#### RECORDS SHOWN ####

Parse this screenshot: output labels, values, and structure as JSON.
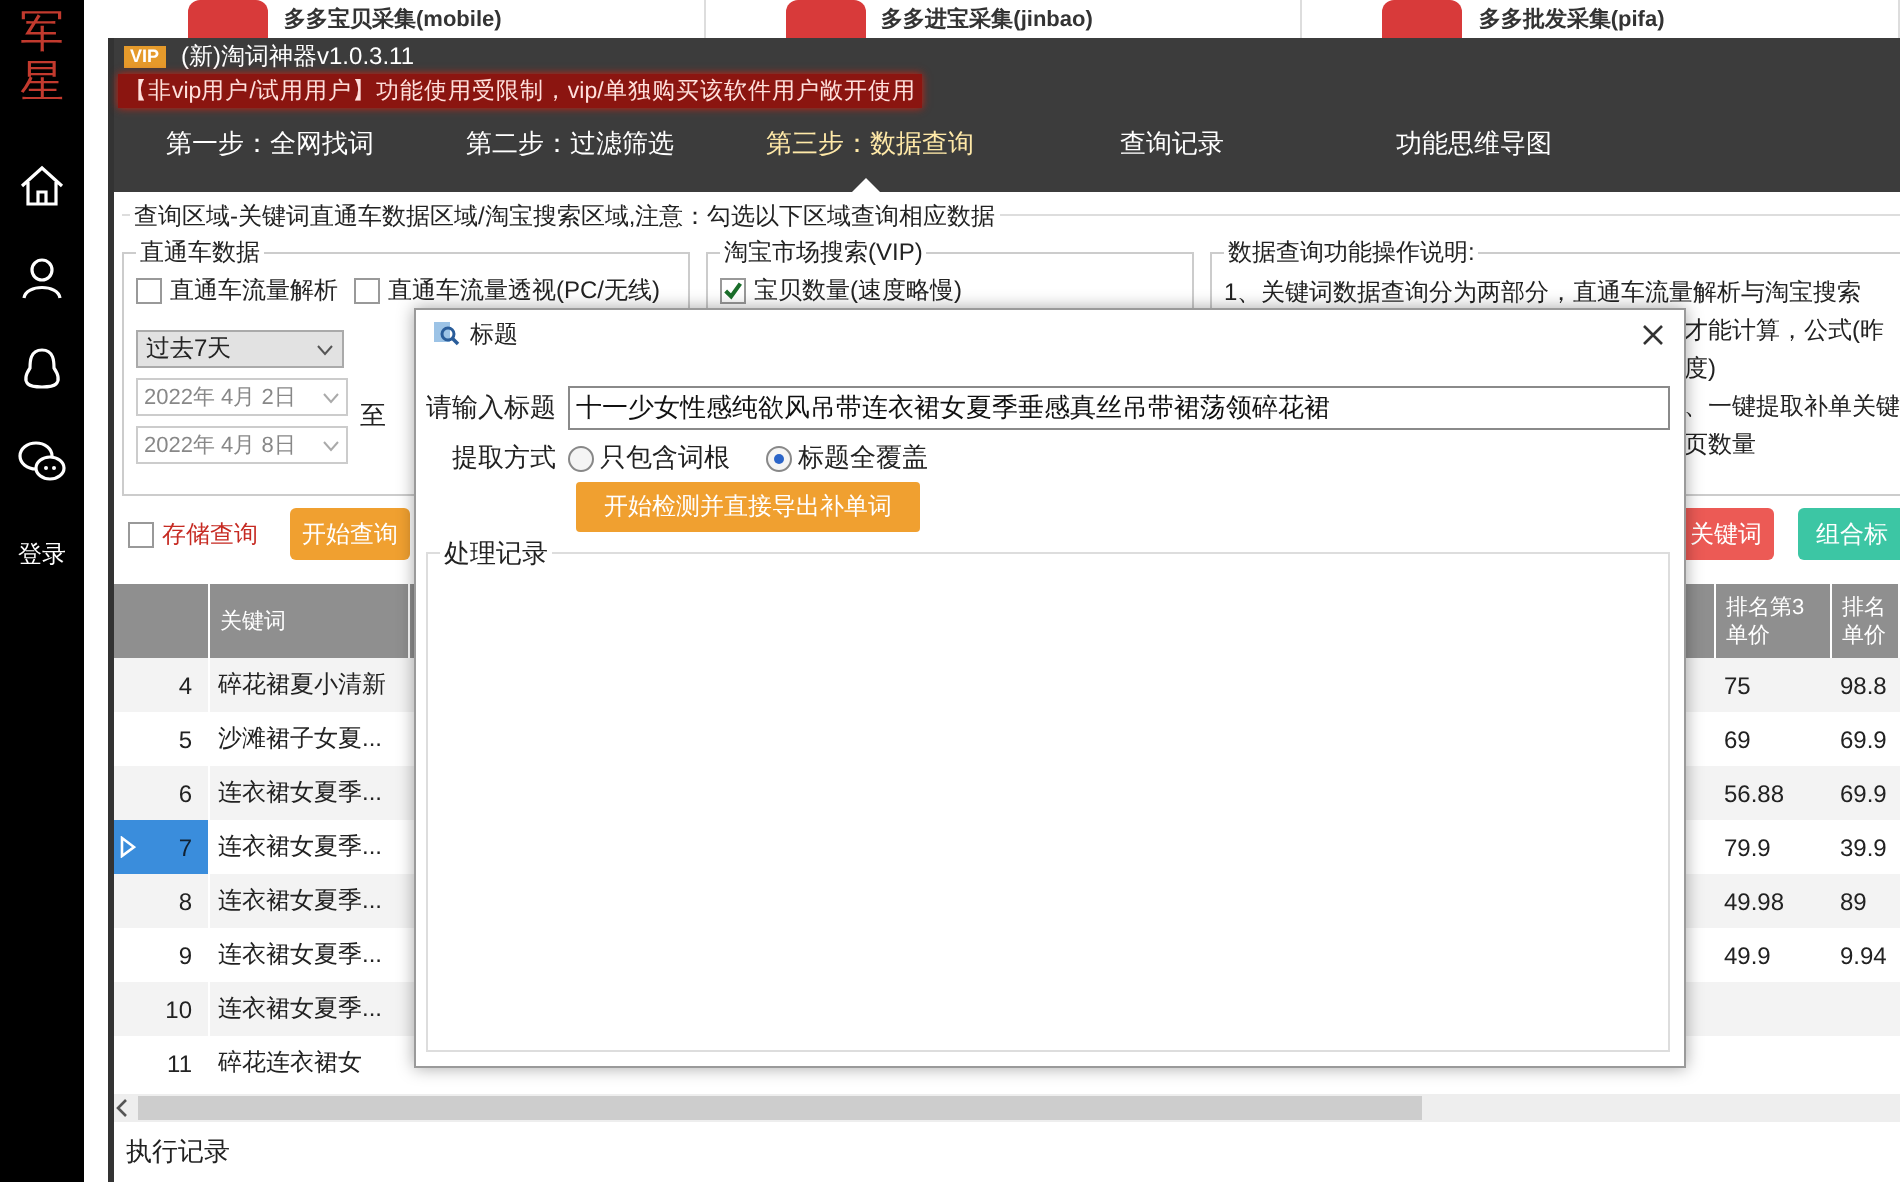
{
  "background_apps": [
    {
      "name": "多多宝贝采集(mobile)"
    },
    {
      "name": "多多进宝采集(jinbao)"
    },
    {
      "name": "多多批发采集(pifa)"
    }
  ],
  "sidebar": {
    "logo": "军星",
    "login": "登录"
  },
  "window": {
    "badge": "VIP",
    "title": "(新)淘词神器v1.0.3.11",
    "notice": "【非vip用户/试用用户】功能使用受限制，vip/单独购买该软件用户敞开使用",
    "tabs": [
      {
        "label": "第一步：全网找词",
        "selected": false
      },
      {
        "label": "第二步：过滤筛选",
        "selected": false
      },
      {
        "label": "第三步：数据查询",
        "selected": true
      },
      {
        "label": "查询记录",
        "selected": false
      },
      {
        "label": "功能思维导图",
        "selected": false
      }
    ]
  },
  "query_area": {
    "title": "查询区域-关键词直通车数据区域/淘宝搜索区域,注意：勾选以下区域查询相应数据",
    "ztc": {
      "title": "直通车数据",
      "options": [
        {
          "label": "直通车流量解析",
          "checked": false
        },
        {
          "label": "直通车流量透视(PC/无线)",
          "checked": false
        }
      ],
      "period": "过去7天",
      "date_from": "2022年 4月 2日",
      "to_label": "至",
      "date_to": "2022年 4月 8日"
    },
    "market": {
      "title": "淘宝市场搜索(VIP)",
      "options": [
        {
          "label": "宝贝数量(速度略慢)",
          "checked": true
        }
      ]
    },
    "help": {
      "title": "数据查询功能操作说明:",
      "lines": [
        {
          "text": "1、关键词数据查询分为两部分，直通车流量解析与淘宝搜索",
          "kind": "full"
        },
        {
          "text": "才能计算，公式(昨",
          "kind": "partial"
        },
        {
          "text": "度)",
          "kind": "partial"
        },
        {
          "text": "、一键提取补单关键",
          "kind": "partial"
        },
        {
          "text": "页数量",
          "kind": "partial"
        }
      ]
    }
  },
  "actions": {
    "save_query": {
      "label": "存储查询",
      "checked": false
    },
    "buttons": [
      {
        "label": "开始查询",
        "kind": "orange"
      },
      {
        "label": "关键词",
        "kind": "red"
      },
      {
        "label": "组合标",
        "kind": "teal"
      }
    ]
  },
  "table": {
    "columns": [
      {
        "label": "关键词"
      },
      {
        "label": "排名第3单价"
      },
      {
        "label": "排名单价"
      }
    ],
    "rows": [
      {
        "index": "4",
        "keyword": "碎花裙夏小清新",
        "rank3": "75",
        "rank4": "98.8",
        "selected": false
      },
      {
        "index": "5",
        "keyword": "沙滩裙子女夏...",
        "rank3": "69",
        "rank4": "69.9",
        "selected": false
      },
      {
        "index": "6",
        "keyword": "连衣裙女夏季...",
        "rank3": "56.88",
        "rank4": "69.9",
        "selected": false
      },
      {
        "index": "7",
        "keyword": "连衣裙女夏季...",
        "rank3": "79.9",
        "rank4": "39.9",
        "selected": true
      },
      {
        "index": "8",
        "keyword": "连衣裙女夏季...",
        "rank3": "49.98",
        "rank4": "89",
        "selected": false
      },
      {
        "index": "9",
        "keyword": "连衣裙女夏季...",
        "rank3": "49.9",
        "rank4": "9.94",
        "selected": false
      },
      {
        "index": "10",
        "keyword": "连衣裙女夏季...",
        "selected": false
      },
      {
        "index": "11",
        "keyword": "碎花连衣裙女",
        "selected": false
      }
    ]
  },
  "log": {
    "title": "执行记录"
  },
  "dialog": {
    "title": "标题",
    "input_label": "请输入标题",
    "value": "十一少女性感纯欲风吊带连衣裙女夏季垂感真丝吊带裙荡领碎花裙",
    "mode_label": "提取方式",
    "modes": [
      {
        "label": "只包含词根",
        "selected": false
      },
      {
        "label": "标题全覆盖",
        "selected": true
      }
    ],
    "button": "开始检测并直接导出补单词",
    "log_title": "处理记录"
  }
}
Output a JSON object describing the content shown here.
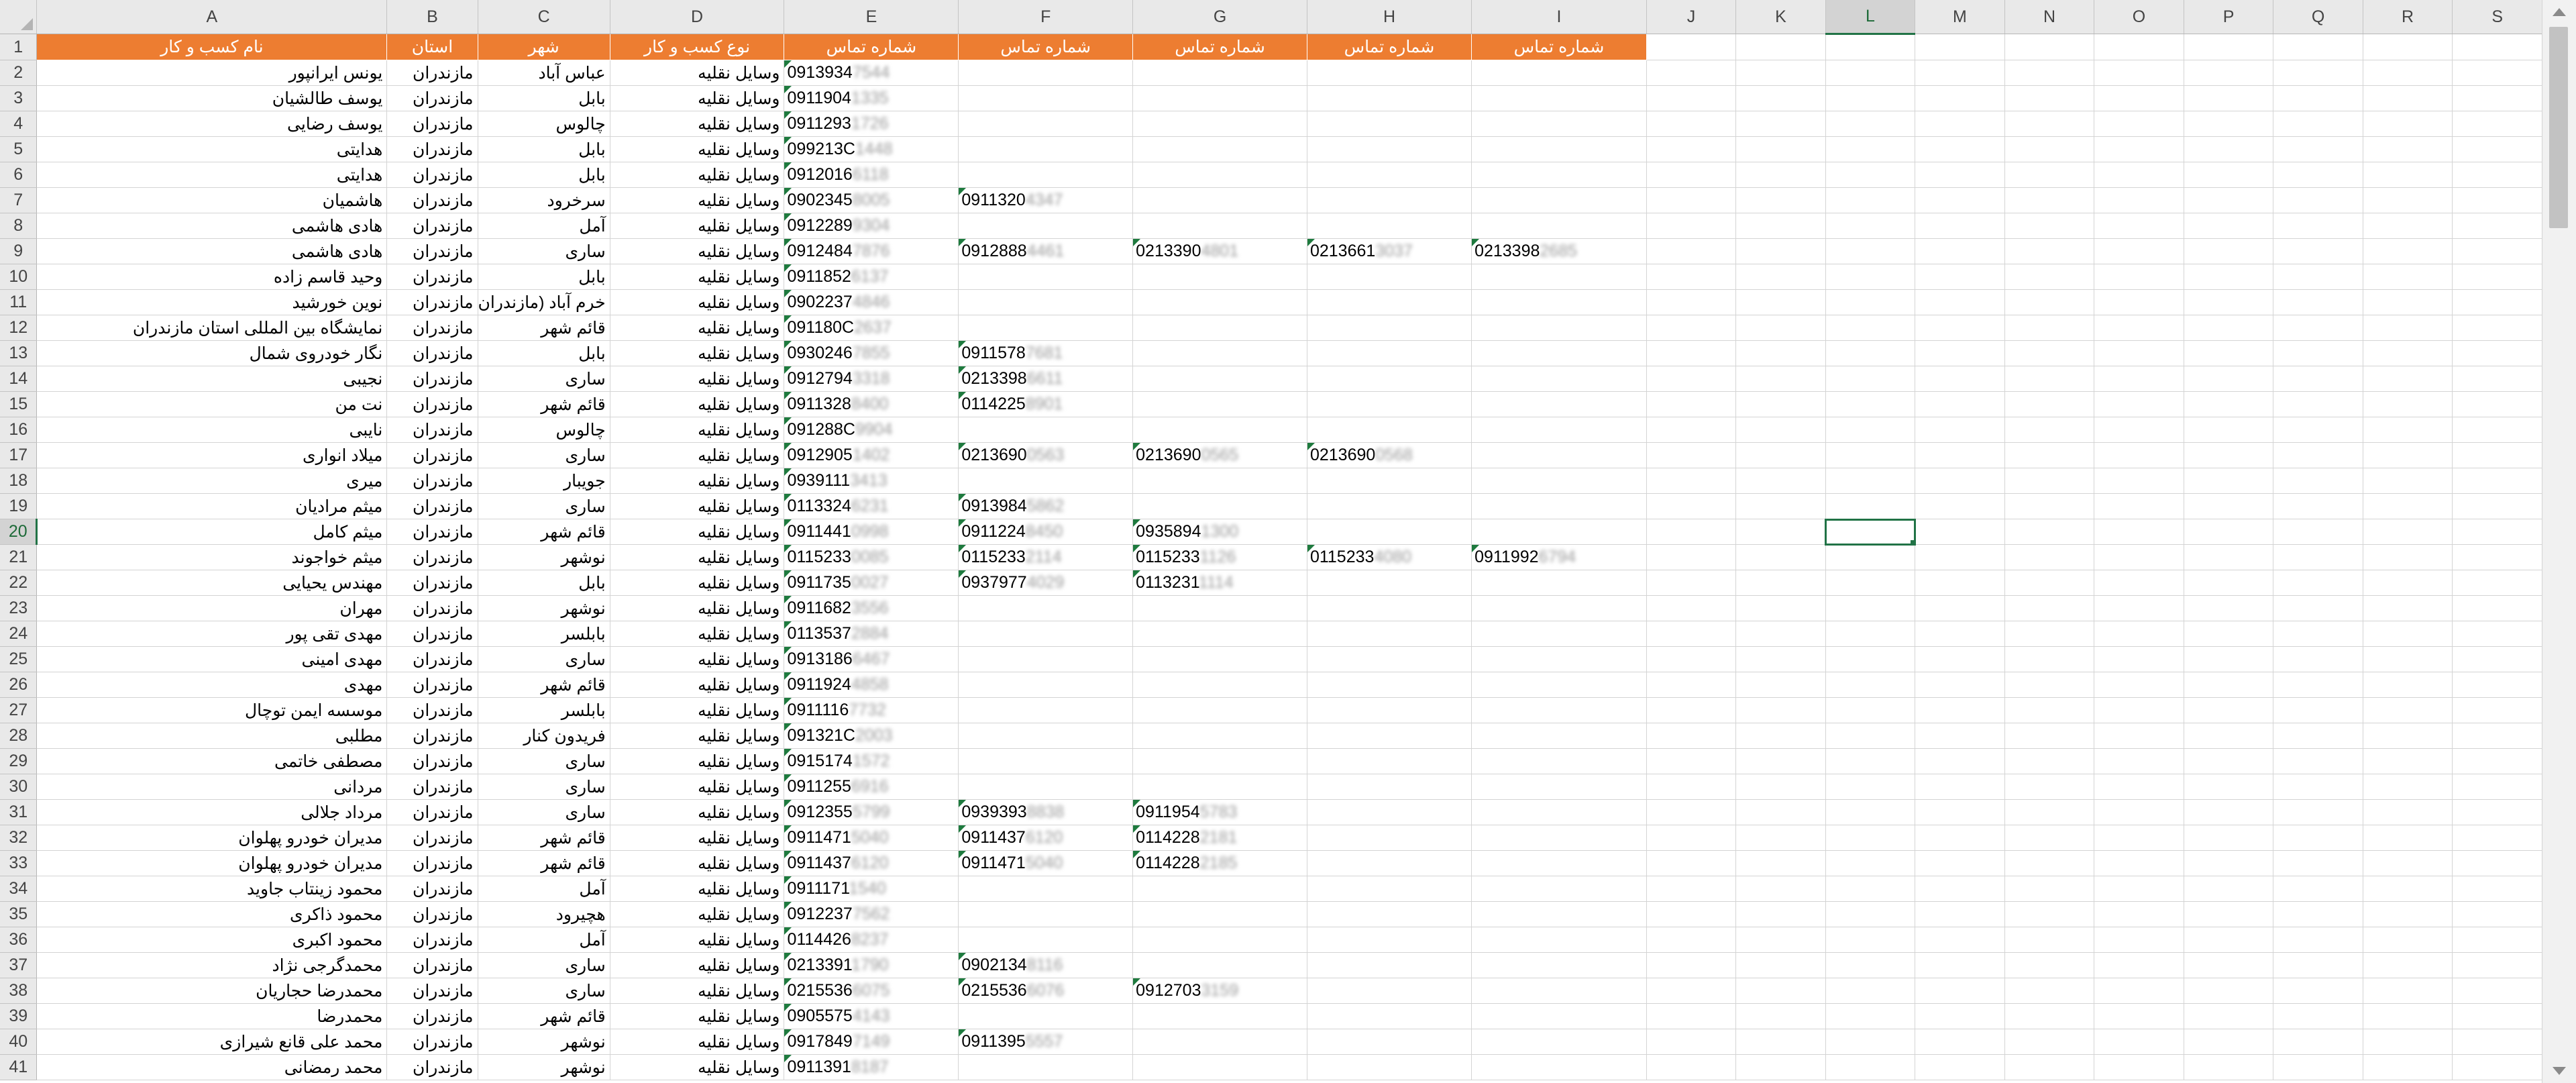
{
  "columns": [
    "A",
    "B",
    "C",
    "D",
    "E",
    "F",
    "G",
    "H",
    "I",
    "J",
    "K",
    "L",
    "M",
    "N",
    "O",
    "P",
    "Q",
    "R",
    "S"
  ],
  "active_column": "L",
  "active_row": "20",
  "header_row": {
    "A": "نام کسب و کار",
    "B": "استان",
    "C": "شهر",
    "D": "نوع کسب و کار",
    "E": "شماره تماس",
    "F": "شماره تماس",
    "G": "شماره تماس",
    "H": "شماره تماس",
    "I": "شماره تماس"
  },
  "rows": [
    {
      "n": "2",
      "A": "یونس ایرانپور",
      "B": "مازندران",
      "C": "عباس آباد",
      "D": "وسایل نقلیه",
      "E": "0913934",
      "Eb": "7544"
    },
    {
      "n": "3",
      "A": "یوسف طالشیان",
      "B": "مازندران",
      "C": "بابل",
      "D": "وسایل نقلیه",
      "E": "0911904",
      "Eb": "1335"
    },
    {
      "n": "4",
      "A": "یوسف رضایی",
      "B": "مازندران",
      "C": "چالوس",
      "D": "وسایل نقلیه",
      "E": "0911293",
      "Eb": "1726"
    },
    {
      "n": "5",
      "A": "هدایتی",
      "B": "مازندران",
      "C": "بابل",
      "D": "وسایل نقلیه",
      "E": "099213C",
      "Eb": "1448"
    },
    {
      "n": "6",
      "A": "هدایتی",
      "B": "مازندران",
      "C": "بابل",
      "D": "وسایل نقلیه",
      "E": "0912016",
      "Eb": "6118"
    },
    {
      "n": "7",
      "A": "هاشمیان",
      "B": "مازندران",
      "C": "سرخرود",
      "D": "وسایل نقلیه",
      "E": "0902345",
      "Eb": "8005",
      "F": "0911320",
      "Fb": "4347"
    },
    {
      "n": "8",
      "A": "هادی هاشمی",
      "B": "مازندران",
      "C": "آمل",
      "D": "وسایل نقلیه",
      "E": "0912289",
      "Eb": "9304"
    },
    {
      "n": "9",
      "A": "هادی هاشمی",
      "B": "مازندران",
      "C": "ساری",
      "D": "وسایل نقلیه",
      "E": "0912484",
      "Eb": "7876",
      "F": "0912888",
      "Fb": "4461",
      "G": "0213390",
      "Gb": "4801",
      "H": "0213661",
      "Hb": "3037",
      "I": "0213398",
      "Ib": "2685"
    },
    {
      "n": "10",
      "A": "وحید قاسم زاده",
      "B": "مازندران",
      "C": "بابل",
      "D": "وسایل نقلیه",
      "E": "0911852",
      "Eb": "6137"
    },
    {
      "n": "11",
      "A": "نوین خورشید",
      "B": "مازندران",
      "C": "خرم آباد (مازندران",
      "D": "وسایل نقلیه",
      "E": "0902237",
      "Eb": "4846"
    },
    {
      "n": "12",
      "A": "نمایشگاه بین المللی استان مازندران",
      "B": "مازندران",
      "C": "قائم شهر",
      "D": "وسایل نقلیه",
      "E": "091180C",
      "Eb": "2637"
    },
    {
      "n": "13",
      "A": "نگار خودروی شمال",
      "B": "مازندران",
      "C": "بابل",
      "D": "وسایل نقلیه",
      "E": "0930246",
      "Eb": "7855",
      "F": "0911578",
      "Fb": "7681"
    },
    {
      "n": "14",
      "A": "نجیبی",
      "B": "مازندران",
      "C": "ساری",
      "D": "وسایل نقلیه",
      "E": "0912794",
      "Eb": "3318",
      "F": "0213398",
      "Fb": "6611"
    },
    {
      "n": "15",
      "A": "نت من",
      "B": "مازندران",
      "C": "قائم شهر",
      "D": "وسایل نقلیه",
      "E": "0911328",
      "Eb": "8400",
      "F": "0114225",
      "Fb": "8901"
    },
    {
      "n": "16",
      "A": "نایبی",
      "B": "مازندران",
      "C": "چالوس",
      "D": "وسایل نقلیه",
      "E": "091288C",
      "Eb": "9904"
    },
    {
      "n": "17",
      "A": "میلاد انواری",
      "B": "مازندران",
      "C": "ساری",
      "D": "وسایل نقلیه",
      "E": "0912905",
      "Eb": "1402",
      "F": "0213690",
      "Fb": "0563",
      "G": "0213690",
      "Gb": "0565",
      "H": "0213690",
      "Hb": "0568"
    },
    {
      "n": "18",
      "A": "میری",
      "B": "مازندران",
      "C": "جویبار",
      "D": "وسایل نقلیه",
      "E": "0939111",
      "Eb": "3413"
    },
    {
      "n": "19",
      "A": "میثم مرادیان",
      "B": "مازندران",
      "C": "ساری",
      "D": "وسایل نقلیه",
      "E": "0113324",
      "Eb": "6231",
      "F": "0913984",
      "Fb": "5862"
    },
    {
      "n": "20",
      "A": "میثم کامل",
      "B": "مازندران",
      "C": "قائم شهر",
      "D": "وسایل نقلیه",
      "E": "0911441",
      "Eb": "0998",
      "F": "0911224",
      "Fb": "8450",
      "G": "0935894",
      "Gb": "1300"
    },
    {
      "n": "21",
      "A": "میثم خواجوند",
      "B": "مازندران",
      "C": "نوشهر",
      "D": "وسایل نقلیه",
      "E": "0115233",
      "Eb": "0085",
      "F": "0115233",
      "Fb": "2114",
      "G": "0115233",
      "Gb": "1126",
      "H": "0115233",
      "Hb": "4080",
      "I": "0911992",
      "Ib": "6794"
    },
    {
      "n": "22",
      "A": "مهندس یحیایی",
      "B": "مازندران",
      "C": "بابل",
      "D": "وسایل نقلیه",
      "E": "0911735",
      "Eb": "0027",
      "F": "0937977",
      "Fb": "4029",
      "G": "0113231",
      "Gb": "1114"
    },
    {
      "n": "23",
      "A": "مهران",
      "B": "مازندران",
      "C": "نوشهر",
      "D": "وسایل نقلیه",
      "E": "0911682",
      "Eb": "3556"
    },
    {
      "n": "24",
      "A": "مهدی تقی پور",
      "B": "مازندران",
      "C": "بابلسر",
      "D": "وسایل نقلیه",
      "E": "0113537",
      "Eb": "2884"
    },
    {
      "n": "25",
      "A": "مهدی امینی",
      "B": "مازندران",
      "C": "ساری",
      "D": "وسایل نقلیه",
      "E": "0913186",
      "Eb": "6467"
    },
    {
      "n": "26",
      "A": "مهدی",
      "B": "مازندران",
      "C": "قائم شهر",
      "D": "وسایل نقلیه",
      "E": "0911924",
      "Eb": "4858"
    },
    {
      "n": "27",
      "A": "موسسه ایمن توچال",
      "B": "مازندران",
      "C": "بابلسر",
      "D": "وسایل نقلیه",
      "E": "0911116",
      "Eb": "7732"
    },
    {
      "n": "28",
      "A": "مطلبی",
      "B": "مازندران",
      "C": "فریدون کنار",
      "D": "وسایل نقلیه",
      "E": "091321C",
      "Eb": "2003"
    },
    {
      "n": "29",
      "A": "مصطفی خاتمی",
      "B": "مازندران",
      "C": "ساری",
      "D": "وسایل نقلیه",
      "E": "0915174",
      "Eb": "1572"
    },
    {
      "n": "30",
      "A": "مردانی",
      "B": "مازندران",
      "C": "ساری",
      "D": "وسایل نقلیه",
      "E": "0911255",
      "Eb": "6916"
    },
    {
      "n": "31",
      "A": "مرداد جلالی",
      "B": "مازندران",
      "C": "ساری",
      "D": "وسایل نقلیه",
      "E": "0912355",
      "Eb": "5799",
      "F": "0939393",
      "Fb": "8838",
      "G": "0911954",
      "Gb": "5783"
    },
    {
      "n": "32",
      "A": "مدیران خودرو پهلوان",
      "B": "مازندران",
      "C": "قائم شهر",
      "D": "وسایل نقلیه",
      "E": "0911471",
      "Eb": "5040",
      "F": "0911437",
      "Fb": "6120",
      "G": "0114228",
      "Gb": "2181"
    },
    {
      "n": "33",
      "A": "مدیران خودرو پهلوان",
      "B": "مازندران",
      "C": "قائم شهر",
      "D": "وسایل نقلیه",
      "E": "0911437",
      "Eb": "6120",
      "F": "0911471",
      "Fb": "5040",
      "G": "0114228",
      "Gb": "2185"
    },
    {
      "n": "34",
      "A": "محمود زینتاب جاوید",
      "B": "مازندران",
      "C": "آمل",
      "D": "وسایل نقلیه",
      "E": "0911171",
      "Eb": "1540"
    },
    {
      "n": "35",
      "A": "محمود ذاکری",
      "B": "مازندران",
      "C": "هچیرود",
      "D": "وسایل نقلیه",
      "E": "0912237",
      "Eb": "7562"
    },
    {
      "n": "36",
      "A": "محمود اکبری",
      "B": "مازندران",
      "C": "آمل",
      "D": "وسایل نقلیه",
      "E": "0114426",
      "Eb": "8237"
    },
    {
      "n": "37",
      "A": "محمدگرجی نژاد",
      "B": "مازندران",
      "C": "ساری",
      "D": "وسایل نقلیه",
      "E": "0213391",
      "Eb": "1790",
      "F": "0902134",
      "Fb": "8116"
    },
    {
      "n": "38",
      "A": "محمدرضا حجاریان",
      "B": "مازندران",
      "C": "ساری",
      "D": "وسایل نقلیه",
      "E": "0215536",
      "Eb": "6075",
      "F": "0215536",
      "Fb": "6076",
      "G": "0912703",
      "Gb": "3159"
    },
    {
      "n": "39",
      "A": "محمدرضا",
      "B": "مازندران",
      "C": "قائم شهر",
      "D": "وسایل نقلیه",
      "E": "0905575",
      "Eb": "4143"
    },
    {
      "n": "40",
      "A": "محمد علی قانع شیرازی",
      "B": "مازندران",
      "C": "نوشهر",
      "D": "وسایل نقلیه",
      "E": "0917849",
      "Eb": "7149",
      "F": "0911395",
      "Fb": "5557"
    },
    {
      "n": "41",
      "A": "محمد رمضانی",
      "B": "مازندران",
      "C": "نوشهر",
      "D": "وسایل نقلیه",
      "E": "0911391",
      "Eb": "8187"
    }
  ],
  "colors": {
    "header_fill": "#ed7d31",
    "selection": "#217346",
    "grid": "#d4d4d4",
    "header_bg": "#e9e9e9"
  }
}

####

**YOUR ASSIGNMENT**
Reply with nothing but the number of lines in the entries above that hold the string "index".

**ANSWER SECTION**
8